Is your food free of pathogens and toxins?

Is your food free of pathogens and toxins?

According to Harvard Medical School, the evidence to date doesn’t say you should ban eggs from your plate. In most studies so far, “an egg a day does not have a negative impact on health,” says Eric Rimm, professor of epidemiology and nutrition at the Harvard School of Public Health.

Instead of worrying about eggs, focus on eating an overall healthy diet and getting regular exercise. An average of one egg a day can be part of that lifestyle.

Cholesterol concerns

Eggs are a nutritious food. They are relatively low in calories and saturated fat, and rich in protein, vitamins, minerals, and other healthy nutrients like lutein and zeaxanthin, which are good for the eyes, and choline, which is needed by nerves and the brain.

The main concern about eating eggs has always been their cholesterol content. The general recommendation is to limit your cholesterol from food to no more than 300 milligrams per day. A single large egg contains more than half of that amount. The cholesterol comes from the yolk, so many people choose to eat only the egg white.

For otherwise healthy men, this level of concern about egg eating may be unjustified. “Many people perceive eggs as bad because they contain cholesterol,” Rimm says. “Yet most of the cholesterol that circulates in our bodies is not from cholesterol in foods, but rather from our liver making cholesterol in response to high intake of saturated and trans fat.”

Therefore, unless you eat an excessive number of eggs, they will not have a significant effect on your total cholesterol. Limiting your consumption to an average of one egg a day is a reasonable approach.

Risk of heart attack?

Researchers have also looked for direct links between egg consumption and the chance of heart attack and stroke. In the largest and longest studies to date, people who reported eating an egg a day were not at especially higher risk of heart attack or stroke.

However, there is some evidence that if you have heart disease or diabetes, or if you struggle to control high cholesterol, you might limit yourself to three whole eggs a week and eat egg whites otherwise.

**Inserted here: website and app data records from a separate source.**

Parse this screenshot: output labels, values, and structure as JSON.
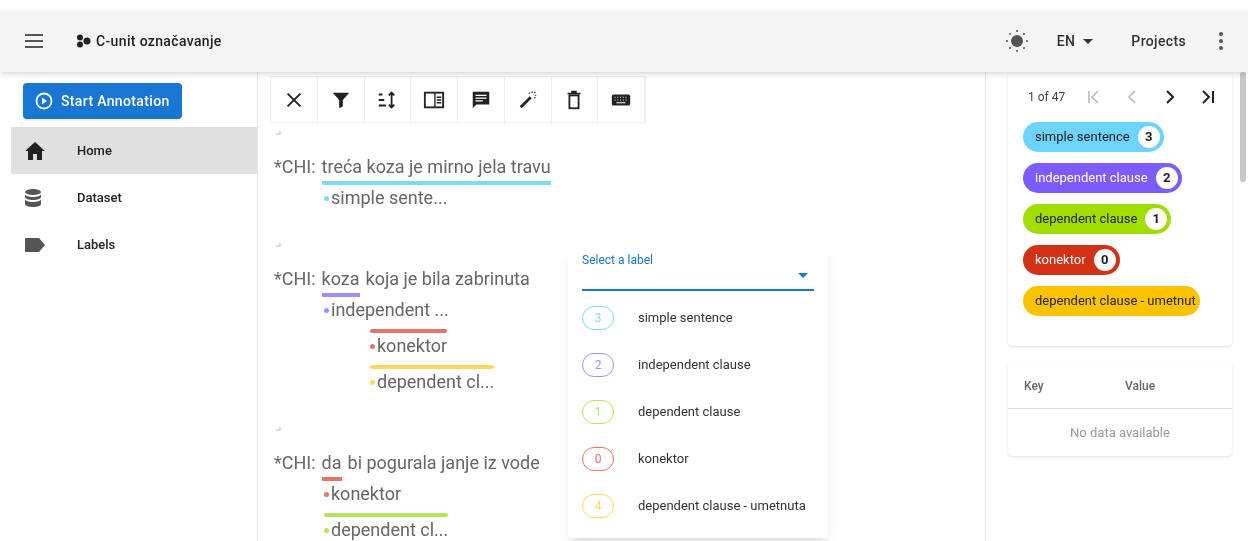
{
  "app_bar": {
    "title": "C-unit označavanje",
    "language": "EN",
    "projects": "Projects"
  },
  "sidebar": {
    "button": "Start Annotation",
    "items": [
      {
        "label": "Home",
        "selected": true
      },
      {
        "label": "Dataset",
        "selected": false
      },
      {
        "label": "Labels",
        "selected": false
      }
    ]
  },
  "toolbar": [
    {
      "kind": "close"
    },
    {
      "kind": "filter"
    },
    {
      "kind": "sort"
    },
    {
      "kind": "panel"
    },
    {
      "kind": "comment"
    },
    {
      "kind": "magic"
    },
    {
      "kind": "delete"
    },
    {
      "kind": "keyboard"
    }
  ],
  "utterances": [
    {
      "speaker": "*CHI:",
      "segments": [
        {
          "text": "treća koza je mirno jela travu",
          "color": "#80d8ff"
        }
      ],
      "labels": [
        {
          "text": "simple sente...",
          "color": "#80d8ff",
          "bar": false
        }
      ]
    },
    {
      "speaker": "*CHI:",
      "segments": [
        {
          "text": "koza",
          "color": "#a48cff"
        },
        {
          "text": "koja je bila zabrinuta"
        }
      ],
      "labels": [
        {
          "text": "independent ...",
          "color": "#a48cff",
          "bar": false,
          "children": [
            {
              "text": "konektor",
              "color": "#e57366",
              "bar": true
            },
            {
              "text": "dependent cl...",
              "color": "#ffd75e",
              "bar": true
            }
          ]
        }
      ]
    },
    {
      "speaker": "*CHI:",
      "segments": [
        {
          "text": "da",
          "color": "#e57366"
        },
        {
          "text": "bi pogurala janje iz vode"
        }
      ],
      "labels": [
        {
          "text": "konektor",
          "color": "#e57366",
          "bar": false
        },
        {
          "text": "dependent cl...",
          "color": "#b5e35a",
          "bar": true
        }
      ]
    }
  ],
  "label_menu": {
    "field_label": "Select a label",
    "options": [
      {
        "key": "3",
        "label": "simple sentence",
        "color": "#80d8ff"
      },
      {
        "key": "2",
        "label": "independent clause",
        "color": "#a48cff"
      },
      {
        "key": "1",
        "label": "dependent clause",
        "color": "#b5e35a"
      },
      {
        "key": "0",
        "label": "konektor",
        "color": "#e57366"
      },
      {
        "key": "4",
        "label": "dependent clause - umetnuta",
        "color": "#ffd75e"
      }
    ]
  },
  "pagination": {
    "text": "1 of 47",
    "first_disabled": true,
    "prev_disabled": true
  },
  "label_types": [
    {
      "label": "simple sentence",
      "count": "3",
      "color": "#6cd4ff",
      "dark_text": true
    },
    {
      "label": "independent clause",
      "count": "2",
      "color": "#7c5cff",
      "dark_text": false
    },
    {
      "label": "dependent clause",
      "count": "1",
      "color": "#a1dd00",
      "dark_text": true
    },
    {
      "label": "konektor",
      "count": "0",
      "color": "#d33115",
      "dark_text": false
    },
    {
      "label": "dependent clause - umetnut",
      "color": "#fcc400",
      "dark_text": true
    }
  ],
  "table": {
    "columns": [
      "Key",
      "Value"
    ],
    "empty": "No data available"
  }
}
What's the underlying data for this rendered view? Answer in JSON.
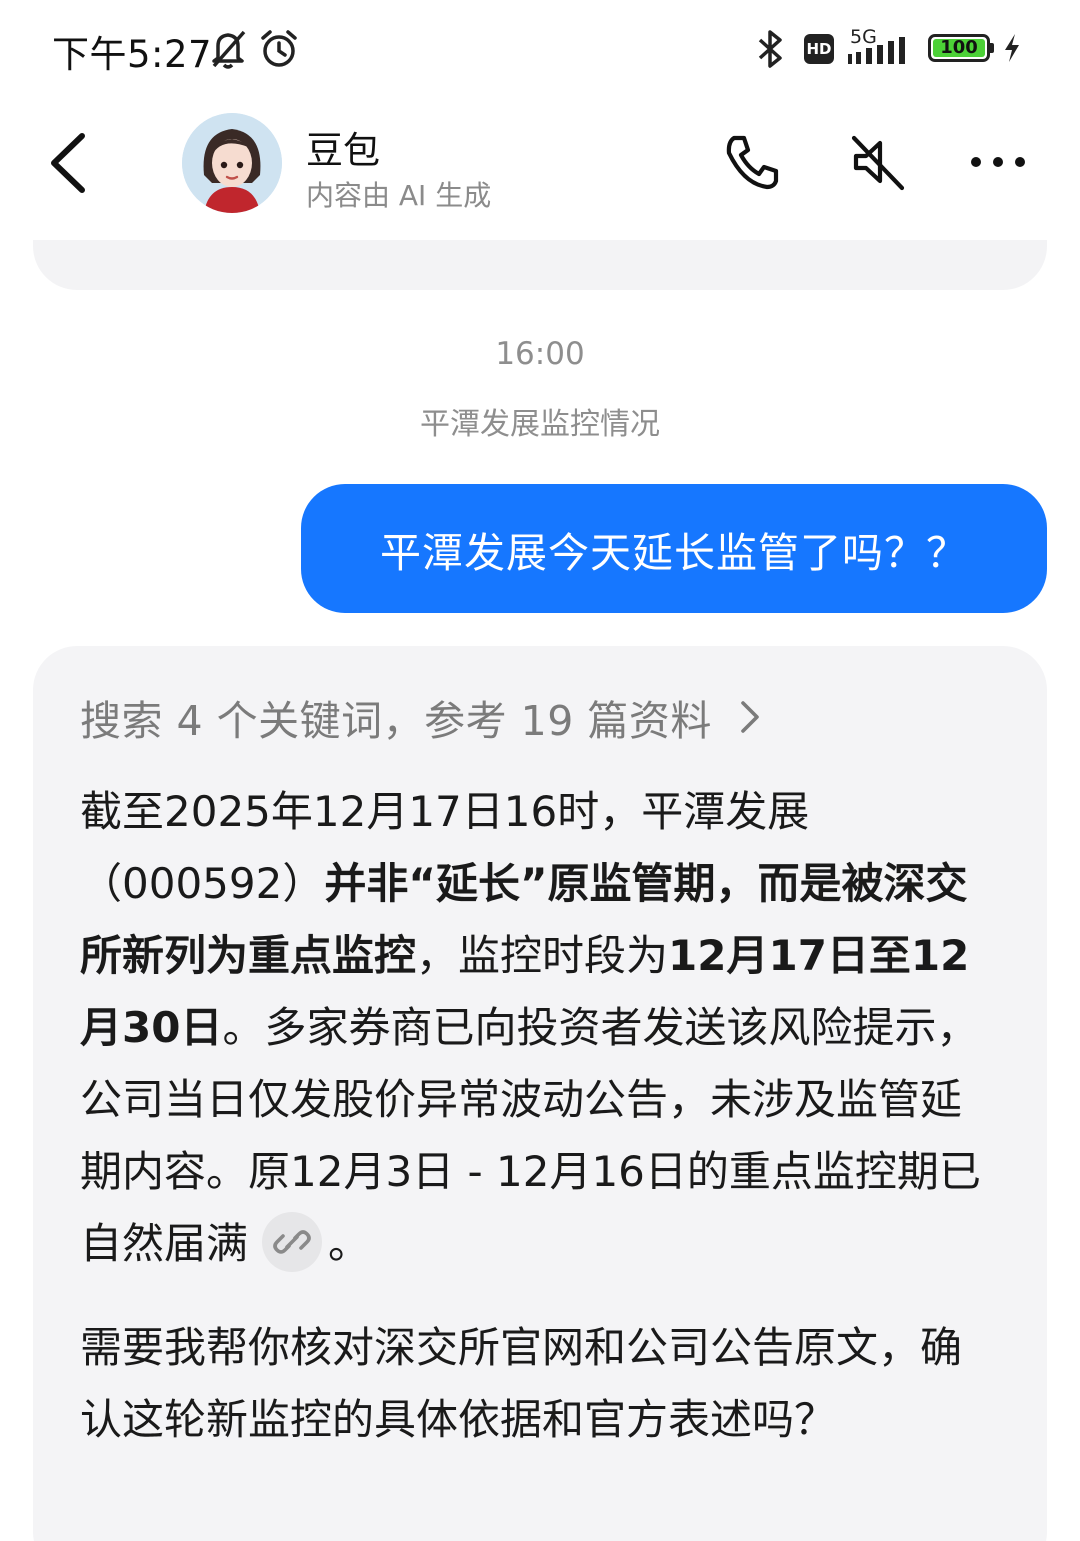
{
  "status_bar": {
    "time": "下午5:27",
    "network": "5G",
    "hd_label": "HD",
    "battery": "100"
  },
  "header": {
    "name": "豆包",
    "subtitle": "内容由 AI 生成"
  },
  "chat": {
    "timestamp": "16:00",
    "topic": "平潭发展监控情况",
    "user_message": "平潭发展今天延长监管了吗？？",
    "search_summary": "搜索 4 个关键词，参考 19 篇资料",
    "answer": {
      "t1": "截至2025年12月17日16时，平潭发展（000592）",
      "b1": "并非“延长”原监管期，而是被深交所新列为重点监控",
      "t2": "，监控时段为",
      "b2": "12月17日至12月30日",
      "t3": "。多家券商已向投资者发送该风险提示，公司当日仅发股价异常波动公告，未涉及监管延期内容。原12月3日 - 12月16日的重点监控期已自然届满",
      "t4": "。"
    },
    "followup": "需要我帮你核对深交所官网和公司公告原文，确认这轮新监控的具体依据和官方表述吗？"
  }
}
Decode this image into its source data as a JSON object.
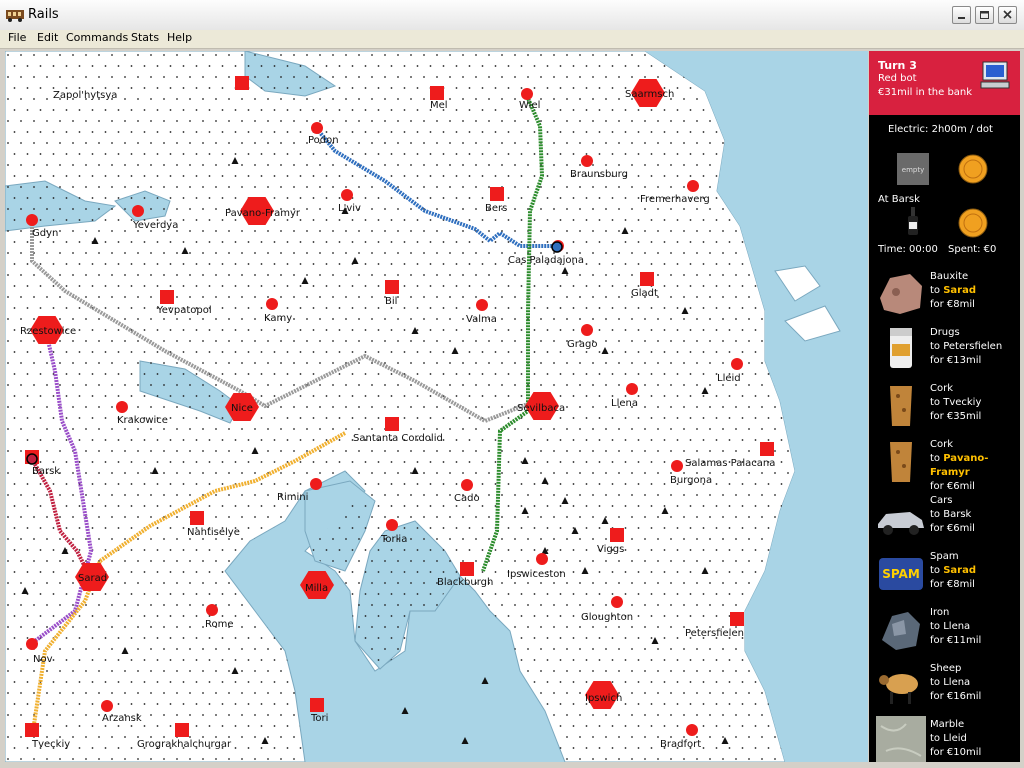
{
  "window": {
    "title": "Rails"
  },
  "menu": [
    "File",
    "Edit",
    "Commands",
    "Stats",
    "Help"
  ],
  "colors": {
    "accent": "#d8213f",
    "sea": "#a9d4e6",
    "land": "#ffffff",
    "city": "#ee1c1c",
    "highlight": "#ffc000"
  },
  "status": {
    "turn": "Turn 3",
    "player": "Red bot",
    "bank": "€31mil in the bank"
  },
  "train": {
    "info": "Electric: 2h00m / dot",
    "slot1": "empty",
    "at_city": "At Barsk",
    "time": "Time: 00:00",
    "spent": "Spent: €0"
  },
  "demands": [
    {
      "cargo": "Bauxite",
      "to": "Sarad",
      "reward": "for €8mil",
      "highlight": true,
      "icon": "bauxite-icon"
    },
    {
      "cargo": "Drugs",
      "to": "Petersfielen",
      "reward": "for €13mil",
      "highlight": false,
      "icon": "drugs-icon"
    },
    {
      "cargo": "Cork",
      "to": "Tveckiy",
      "reward": "for €35mil",
      "highlight": false,
      "icon": "cork-icon"
    },
    {
      "cargo": "Cork",
      "to": "Pavano-Framyr",
      "reward": "for €6mil",
      "highlight": true,
      "icon": "cork-icon"
    },
    {
      "cargo": "Cars",
      "to": "Barsk",
      "reward": "for €6mil",
      "highlight": false,
      "icon": "cars-icon"
    },
    {
      "cargo": "Spam",
      "to": "Sarad",
      "reward": "for €8mil",
      "highlight": true,
      "icon": "spam-icon"
    },
    {
      "cargo": "Iron",
      "to": "Llena",
      "reward": "for €11mil",
      "highlight": false,
      "icon": "iron-icon"
    },
    {
      "cargo": "Sheep",
      "to": "Llena",
      "reward": "for €16mil",
      "highlight": false,
      "icon": "sheep-icon"
    },
    {
      "cargo": "Marble",
      "to": "Lleid",
      "reward": "for €10mil",
      "highlight": false,
      "icon": "marble-icon"
    }
  ],
  "cities": [
    {
      "name": "Zapol'hytsya",
      "kind": "square"
    },
    {
      "name": "Mel",
      "kind": "square"
    },
    {
      "name": "Wiel",
      "kind": "dot"
    },
    {
      "name": "Saarmsch",
      "kind": "hex"
    },
    {
      "name": "Podon",
      "kind": "dot"
    },
    {
      "name": "Braunsburg",
      "kind": "dot"
    },
    {
      "name": "Fremerhaverg",
      "kind": "dot"
    },
    {
      "name": "Yeverdya",
      "kind": "dot"
    },
    {
      "name": "Pavano-Framyr",
      "kind": "hex"
    },
    {
      "name": "L'viv",
      "kind": "dot"
    },
    {
      "name": "Bers",
      "kind": "square"
    },
    {
      "name": "Gdyn",
      "kind": "dot"
    },
    {
      "name": "Cas Paladajona",
      "kind": "dot"
    },
    {
      "name": "Gladt",
      "kind": "square"
    },
    {
      "name": "Yevpatopol",
      "kind": "square"
    },
    {
      "name": "Bil",
      "kind": "square"
    },
    {
      "name": "Kamy",
      "kind": "dot"
    },
    {
      "name": "Valma",
      "kind": "dot"
    },
    {
      "name": "Rzestowice",
      "kind": "hex"
    },
    {
      "name": "Grago",
      "kind": "dot"
    },
    {
      "name": "Lleid",
      "kind": "dot"
    },
    {
      "name": "Nice",
      "kind": "hex"
    },
    {
      "name": "Krakowice",
      "kind": "dot"
    },
    {
      "name": "Sevilbaca",
      "kind": "hex"
    },
    {
      "name": "Llena",
      "kind": "dot"
    },
    {
      "name": "Santanta Cordolid",
      "kind": "square"
    },
    {
      "name": "Barsk",
      "kind": "square"
    },
    {
      "name": "Salamas Palacana",
      "kind": "square"
    },
    {
      "name": "Rimini",
      "kind": "dot"
    },
    {
      "name": "Cado",
      "kind": "dot"
    },
    {
      "name": "Burgona",
      "kind": "dot"
    },
    {
      "name": "Nahtiselye",
      "kind": "square"
    },
    {
      "name": "Torlia",
      "kind": "dot"
    },
    {
      "name": "Viggs",
      "kind": "square"
    },
    {
      "name": "Sarad",
      "kind": "hex"
    },
    {
      "name": "Milla",
      "kind": "hex"
    },
    {
      "name": "Blackburgh",
      "kind": "square"
    },
    {
      "name": "Ipswiceston",
      "kind": "dot"
    },
    {
      "name": "Rome",
      "kind": "dot"
    },
    {
      "name": "Gloughton",
      "kind": "dot"
    },
    {
      "name": "Nov",
      "kind": "dot"
    },
    {
      "name": "Petersfielen",
      "kind": "square"
    },
    {
      "name": "Ipswich",
      "kind": "hex"
    },
    {
      "name": "Arzansk",
      "kind": "dot"
    },
    {
      "name": "Tori",
      "kind": "square"
    },
    {
      "name": "Tveckiy",
      "kind": "square"
    },
    {
      "name": "Grograkhalchurgar",
      "kind": "square"
    },
    {
      "name": "Bradfort",
      "kind": "dot"
    }
  ]
}
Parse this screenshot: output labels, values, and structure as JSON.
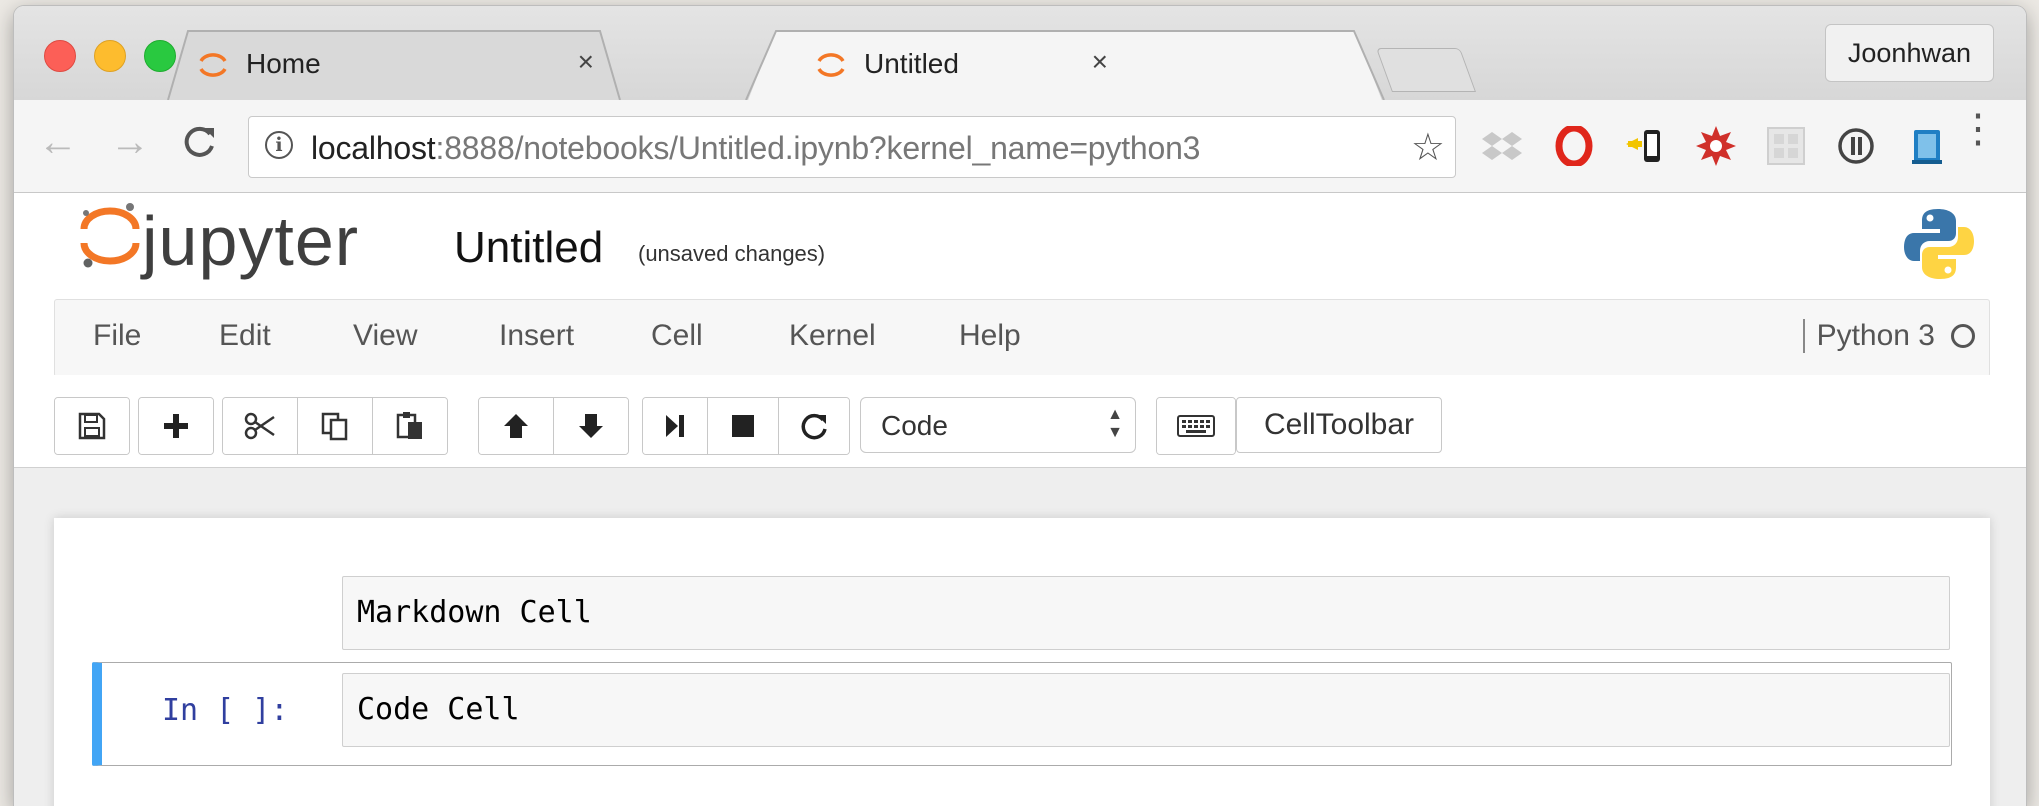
{
  "browser": {
    "tabs": [
      {
        "title": "Home",
        "close": "×",
        "active": false
      },
      {
        "title": "Untitled",
        "close": "×",
        "active": true
      }
    ],
    "profile": "Joonhwan",
    "nav": {
      "back": "←",
      "forward": "→",
      "reload": "C"
    },
    "url": {
      "host": "localhost",
      "rest": ":8888/notebooks/Untitled.ipynb?kernel_name=python3"
    },
    "info_glyph": "i",
    "star_glyph": "☆",
    "menu_glyph": "⋮",
    "extensions": [
      "dropbox-icon",
      "opera-icon",
      "cast-to-phone-icon",
      "red-badge-icon",
      "grid-icon",
      "pause-circle-icon",
      "blue-book-icon"
    ]
  },
  "jupyter": {
    "wordmark": "jupyter",
    "notebook_name": "Untitled",
    "save_status": "(unsaved changes)",
    "menu": [
      "File",
      "Edit",
      "View",
      "Insert",
      "Cell",
      "Kernel",
      "Help"
    ],
    "kernel_name": "Python 3",
    "toolbar": {
      "cell_type": "Code",
      "celltoolbar_label": "CellToolbar",
      "buttons": [
        "save",
        "insert-below",
        "cut",
        "copy",
        "paste",
        "move-up",
        "move-down",
        "run",
        "interrupt",
        "restart",
        "keyboard"
      ]
    },
    "cells": {
      "markdown_text": "Markdown Cell",
      "code_prompt": "In [ ]:",
      "code_text": "Code Cell"
    }
  },
  "colors": {
    "jupyter_orange": "#f37726",
    "active_cell_bar": "#42a5f5",
    "prompt_blue": "#303f9f"
  }
}
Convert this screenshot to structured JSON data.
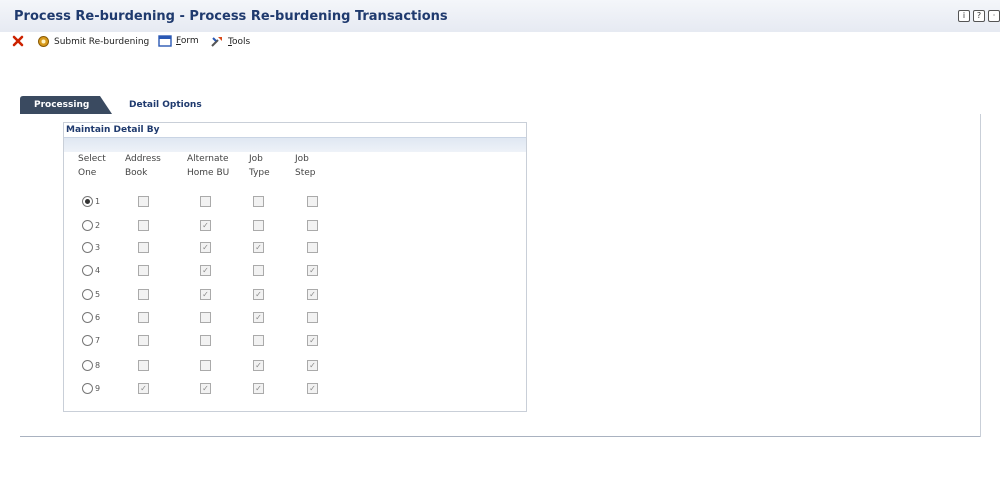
{
  "title": "Process Re-burdening - Process Re-burdening Transactions",
  "toolbar": {
    "submit_label": "Submit Re-burdening",
    "form_label_u": "F",
    "form_label_rest": "orm",
    "tools_label_u": "T",
    "tools_label_rest": "ools"
  },
  "tabs": {
    "processing": "Processing",
    "detail_options": "Detail Options"
  },
  "group": {
    "title": "Maintain Detail By"
  },
  "headers": {
    "select1": "Select",
    "select2": "One",
    "ab1": "Address",
    "ab2": "Book",
    "hb1": "Alternate",
    "hb2": "Home BU",
    "jt1": "Job",
    "jt2": "Type",
    "js1": "Job",
    "js2": "Step"
  },
  "rows": [
    {
      "n": "1",
      "selected": true,
      "address_book": false,
      "home_bu": false,
      "job_type": false,
      "job_step": false
    },
    {
      "n": "2",
      "selected": false,
      "address_book": false,
      "home_bu": true,
      "job_type": false,
      "job_step": false
    },
    {
      "n": "3",
      "selected": false,
      "address_book": false,
      "home_bu": true,
      "job_type": true,
      "job_step": false
    },
    {
      "n": "4",
      "selected": false,
      "address_book": false,
      "home_bu": true,
      "job_type": false,
      "job_step": true
    },
    {
      "n": "5",
      "selected": false,
      "address_book": false,
      "home_bu": true,
      "job_type": true,
      "job_step": true
    },
    {
      "n": "6",
      "selected": false,
      "address_book": false,
      "home_bu": false,
      "job_type": true,
      "job_step": false
    },
    {
      "n": "7",
      "selected": false,
      "address_book": false,
      "home_bu": false,
      "job_type": false,
      "job_step": true
    },
    {
      "n": "8",
      "selected": false,
      "address_book": false,
      "home_bu": false,
      "job_type": true,
      "job_step": true
    },
    {
      "n": "9",
      "selected": false,
      "address_book": true,
      "home_bu": true,
      "job_type": true,
      "job_step": true
    }
  ]
}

Look at your entire plate

Rather than fretting over whether particular foods are “good” or “bad” for you, it’s best to consider their nutritional value in the context of your entire diet. In moderation, eggs are a healthy food; eaten to excess, they may not be. So although eggs can tweak your cholesterol up a bit, they also contain valuable nutrients that could ultimately help to lower your risk for heart disease.

“In fact, if you eat an egg instead of a highly refined piece of white toast or highly processed cold cereal, then the egg will prove to be much more healthful in comparison,” Rimm says.

Look at your whole plate

Make sure you also pay attention to what shares the plate with your eggs. “Even for my patients with high cholesterol, I don’t tell them to avoid eggs,” says Dr. Helen Delichatsios, an assistant professor of medicine at Harvard Medical School. “I’m fine with an egg a day on average, as long as it’s not accompanied by bacon, hash browns, muffins, and the like.”

Eggs are not just for breakfast, either. They can be part of many different meals. “Eggs are a great vehicle for using up leftovers,” Dr. Delichatsios says. “Scrambling some eggs with leftovers plus fresh vegetables, herbs, and spices could work as dinner. It’s like a frittata but less work.”

1 large egg



Eggs-related public health risks

The European Food Safety Authority food can become contaminated at different stages of the food chain. These may include:

At the farm
  • Animal feed can be contaminated with bacteria such as Salmonella which can cause infection in animals and potentially lead to human infection from derived food products
  • Parasites may infect food producing animals
  • Milk can be contaminated by coming into contact with for example faeces or environmental dust
  • Animal skin and fur can be contaminated by faeces and environment
  • Eggs and different vegetables can also be contaminated at the farm
During slaughter
  • Meat can be contaminated by coming into contact with intestinal contents or animal skin
During further processing
  • Micro-organisms present in another raw agricultural product or on food contact surfaces may contaminate food
  • Infected humans handling food may contaminate food
In the kitchen
  • Microbes can be transferred from one food to another by improper use of kitchen utensils or by infected humans handling the food



The way forward:

Dairy Science Park analysed the local food production chain through a series of international conferences, workshops, field visits and postgraduate applied research at the University of Agriculture Peshawar, Pakistan in collaboration with international partner in China, USA, France, etc. The status of livestock and poultry farms, slaughter houses, milk and meat processing facilities and packaging is far, far below standards.

A quality control certification, training, construction of slaughter houses and academic support proposals have been launched to respond to the issue. The Camber of Commerce and Industries has established a business facilitation desk and a standing committee on livestock to address these issues.

The Senior Minster Local Government has allocated Rs.200 million for establishing a state of the arts slaughter house to produce quality meat for local consumption and international Halal food market.

The food quality issues

The DSP solutions